◆ EXERCISE BRIEF
Every line in the entries that holds "icon" should be identified and copied.

Interface dataset entries
--------------------------------------------------

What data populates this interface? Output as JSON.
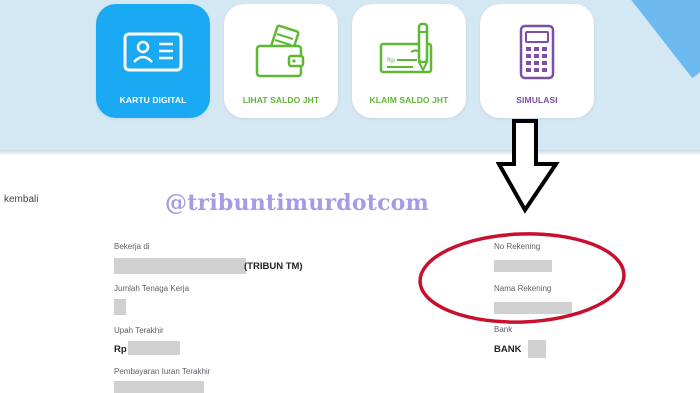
{
  "menu": [
    {
      "label": "KARTU DIGITAL",
      "icon": "id-card-icon",
      "color": "#ffffff",
      "active": true
    },
    {
      "label": "LIHAT SALDO JHT",
      "icon": "wallet-icon",
      "color": "#5fb833",
      "active": false
    },
    {
      "label": "KLAIM SALDO JHT",
      "icon": "cheque-pen-icon",
      "color": "#5fb833",
      "active": false
    },
    {
      "label": "SIMULASI",
      "icon": "calculator-icon",
      "color": "#7b4fa8",
      "active": false
    }
  ],
  "back_text": "kembali",
  "watermark": "@tribuntimurdotcom",
  "left_fields": {
    "employer_label": "Bekerja di",
    "employer_value": "(TRIBUN TM)",
    "workforce_label": "Jumlah Tenaga Kerja",
    "salary_label": "Upah Terakhir",
    "salary_value": "Rp",
    "last_payment_label": "Pembayaran Iuran Terakhir"
  },
  "right_fields": {
    "account_no_label": "No Rekening",
    "account_name_label": "Nama Rekening",
    "bank_label": "Bank",
    "bank_value": "BANK"
  },
  "colors": {
    "accent_blue": "#1aa9f3",
    "band": "#d4e8f4",
    "annotation_red": "#c8102e",
    "watermark": "#a49de6"
  }
}
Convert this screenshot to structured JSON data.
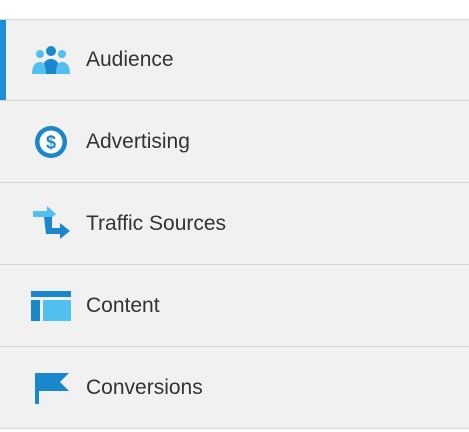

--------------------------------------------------

◆ TASK RESULT
      "icon": "id-card-icon",
      "icon": "wallet-icon",
      "icon": "cheque-pen-icon",
      "icon": "calculator-icon",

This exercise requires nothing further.